Who the president is may change how states report their financial data.
Pietro Perotti, lecturer in accounting and finance at the University of Bath, describes how states more politically aligned with the executive may change their financial tune.
I am mainly interested in three broad areas of research: the capital market effects of accounting information; the determinants and consequences of financial reporting quality; empirical market microstructure and, more specifically, the process through which prices incorporate information.
The topics of my current research projects include: how accrual-based managerial discretion affects informational efficiency; accounting-based anomalies in the bond market; the impact of product market competition on the quality of segment level disclosure; how proximity to political power influences earnings management choices.

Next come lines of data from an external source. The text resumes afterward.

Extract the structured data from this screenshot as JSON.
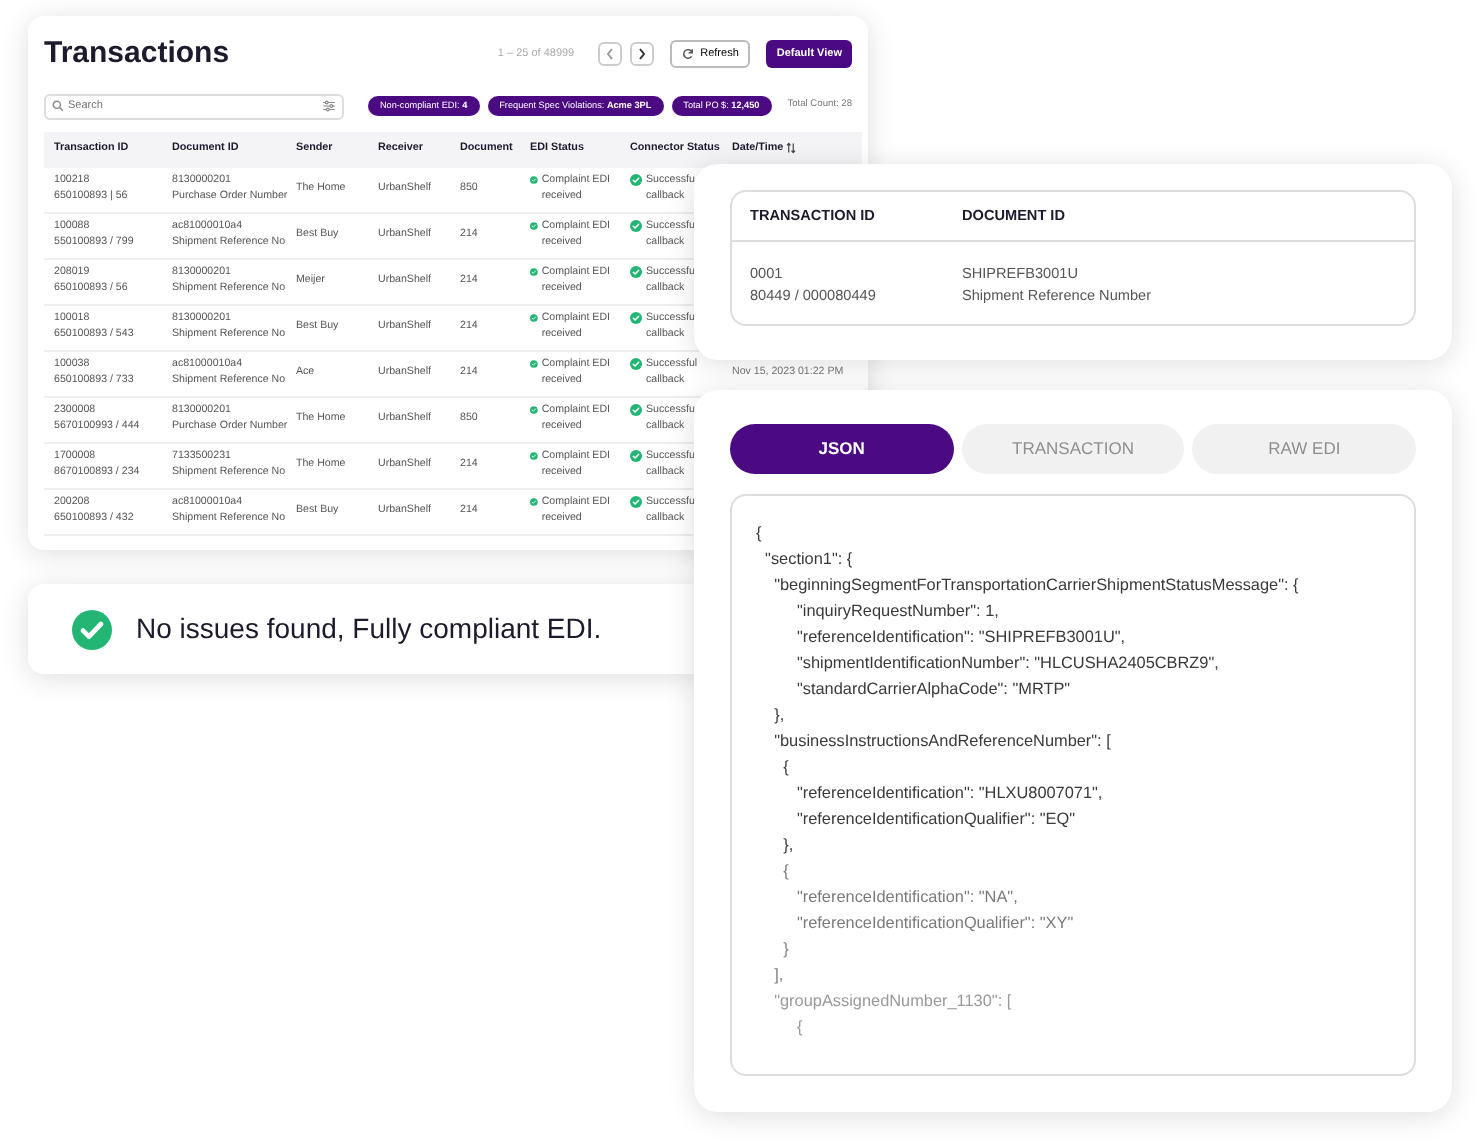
{
  "transactions": {
    "title": "Transactions",
    "pagination": "1 – 25 of 48999",
    "refresh_button": "Refresh",
    "default_view_button": "Default View",
    "search": {
      "placeholder": "Search"
    },
    "chips": [
      "Non-compliant EDI: **4**",
      "Frequent Spec Violations: **Acme 3PL**",
      "Total PO $: **12,450**"
    ],
    "total_count": "Total Count: 28",
    "columns": [
      "Transaction ID",
      "Document ID",
      "Sender",
      "Receiver",
      "Document",
      "EDI Status",
      "Connector Status",
      "Date/Time"
    ],
    "rows": [
      {
        "transaction_id": [
          "100218",
          "650100893 | 56"
        ],
        "document_id": [
          "8130000201",
          "Purchase Order Number"
        ],
        "sender": "The Home",
        "receiver": "UrbanShelf",
        "document": "850",
        "edi_status": [
          "Complaint EDI",
          "received"
        ],
        "connector_status": [
          "Successfu",
          "callback"
        ]
      },
      {
        "transaction_id": [
          "100088",
          "550100893 / 799"
        ],
        "document_id": [
          "ac81000010a4",
          "Shipment Reference No"
        ],
        "sender": "Best Buy",
        "receiver": "UrbanShelf",
        "document": "214",
        "edi_status": [
          "Complaint EDI",
          "received"
        ],
        "connector_status": [
          "Successfu",
          "callback"
        ]
      },
      {
        "transaction_id": [
          "208019",
          "650100893 / 56"
        ],
        "document_id": [
          "8130000201",
          "Shipment Reference No"
        ],
        "sender": "Meijer",
        "receiver": "UrbanShelf",
        "document": "214",
        "edi_status": [
          "Complaint EDI",
          "received"
        ],
        "connector_status": [
          "Successfu",
          "callback"
        ]
      },
      {
        "transaction_id": [
          "100018",
          "650100893 / 543"
        ],
        "document_id": [
          "8130000201",
          "Shipment Reference No"
        ],
        "sender": "Best Buy",
        "receiver": "UrbanShelf",
        "document": "214",
        "edi_status": [
          "Complaint EDI",
          "received"
        ],
        "connector_status": [
          "Successfu",
          "callback"
        ]
      },
      {
        "transaction_id": [
          "100038",
          "650100893 / 733"
        ],
        "document_id": [
          "ac81000010a4",
          "Shipment Reference No"
        ],
        "sender": "Ace",
        "receiver": "UrbanShelf",
        "document": "214",
        "edi_status": [
          "Complaint EDI",
          "received"
        ],
        "connector_status": [
          "Successful",
          "callback"
        ],
        "date_time": "Nov 15, 2023 01:22 PM"
      },
      {
        "transaction_id": [
          "2300008",
          "5670100993 / 444"
        ],
        "document_id": [
          "8130000201",
          "Purchase Order Number"
        ],
        "sender": "The Home",
        "receiver": "UrbanShelf",
        "document": "850",
        "edi_status": [
          "Complaint EDI",
          "received"
        ],
        "connector_status": [
          "Successfu",
          "callback"
        ]
      },
      {
        "transaction_id": [
          "1700008",
          "8670100893 / 234"
        ],
        "document_id": [
          "7133500231",
          "Shipment Reference No"
        ],
        "sender": "The Home",
        "receiver": "UrbanShelf",
        "document": "214",
        "edi_status": [
          "Complaint EDI",
          "received"
        ],
        "connector_status": [
          "Successfu",
          "callback"
        ]
      },
      {
        "transaction_id": [
          "200208",
          "650100893 / 432"
        ],
        "document_id": [
          "ac81000010a4",
          "Shipment Reference No"
        ],
        "sender": "Best Buy",
        "receiver": "UrbanShelf",
        "document": "214",
        "edi_status": [
          "Complaint EDI",
          "received"
        ],
        "connector_status": [
          "Successfu",
          "callback"
        ]
      }
    ]
  },
  "toast": {
    "message": "No issues found, Fully compliant EDI."
  },
  "detail": {
    "columns": [
      "TRANSACTION ID",
      "DOCUMENT ID"
    ],
    "transaction_id": [
      "0001",
      "80449 / 000080449"
    ],
    "document_id": [
      "SHIPREFB3001U",
      "Shipment Reference Number"
    ]
  },
  "viewer": {
    "tabs": [
      {
        "label": "JSON",
        "selected": true
      },
      {
        "label": "TRANSACTION",
        "selected": false
      },
      {
        "label": "RAW EDI",
        "selected": false
      }
    ],
    "code_lines": [
      {
        "text": "{",
        "color": "#3a3a3a"
      },
      {
        "text": "  \"section1\": {",
        "color": "#3a3a3a"
      },
      {
        "text": "    \"beginningSegmentForTransportationCarrierShipmentStatusMessage\": {",
        "color": "#3a3a3a"
      },
      {
        "text": "         \"inquiryRequestNumber\": 1,",
        "color": "#3a3a3a"
      },
      {
        "text": "         \"referenceIdentification\": \"SHIPREFB3001U\",",
        "color": "#3a3a3a"
      },
      {
        "text": "         \"shipmentIdentificationNumber\": \"HLCUSHA2405CBRZ9\",",
        "color": "#3a3a3a"
      },
      {
        "text": "         \"standardCarrierAlphaCode\": \"MRTP\"",
        "color": "#3a3a3a"
      },
      {
        "text": "    },",
        "color": "#3a3a3a"
      },
      {
        "text": "    \"businessInstructionsAndReferenceNumber\": [",
        "color": "#3a3a3a"
      },
      {
        "text": "      {",
        "color": "#3a3a3a"
      },
      {
        "text": "         \"referenceIdentification\": \"HLXU8007071\",",
        "color": "#3a3a3a"
      },
      {
        "text": "         \"referenceIdentificationQualifier\": \"EQ\"",
        "color": "#3a3a3a"
      },
      {
        "text": "      },",
        "color": "#3a3a3a"
      },
      {
        "text": "      {",
        "color": "#7a7a7a"
      },
      {
        "text": "         \"referenceIdentification\": \"NA\",",
        "color": "#7a7a7a"
      },
      {
        "text": "         \"referenceIdentificationQualifier\": \"XY\"",
        "color": "#7a7a7a"
      },
      {
        "text": "      }",
        "color": "#808080"
      },
      {
        "text": "    ],"
      },
      {
        "text": "    \"groupAssignedNumber_1130\": [",
        "color": "#999999"
      },
      {
        "text": "         {",
        "color": "#999999"
      }
    ]
  }
}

The evolution of the political map which emerges from federal and state-level elections, matters for financial reporting. In our research we examine how financial reporting decisions are influenced by political alignment between the state and the federal government. For example, in the current situation with a Democrat president, Blue states, as California, are more politically aligned with the federal administration than Red states, as Texas. We investigate how this affects earnings management, which can be defined as the opportunistic use of discretion allowed by accounting standards. This is an important issue for users of financial statements because discretion can be exercised for the purpose of hiding the true performance of the firm, as it has been widely seen in recent accounting scandals. We find that earnings management is more pronounced for firms which are headquartered in states with a higher political alignment with the federal government. A possible explanation for this result is that political alignment implies a higher likelihood that state-specific policies are implemented and, as a consequence, a higher variability of the operating profitability. This in turn both encourages and facilitates earnings management. It encourages earnings management because managers would like to smooth the high volatility in earnings to signal consistent performance to shareholders. And it facilitates earnings management because a high volatility of profitability makes it more difficult for outsiders to scrutinize managers’ behavior.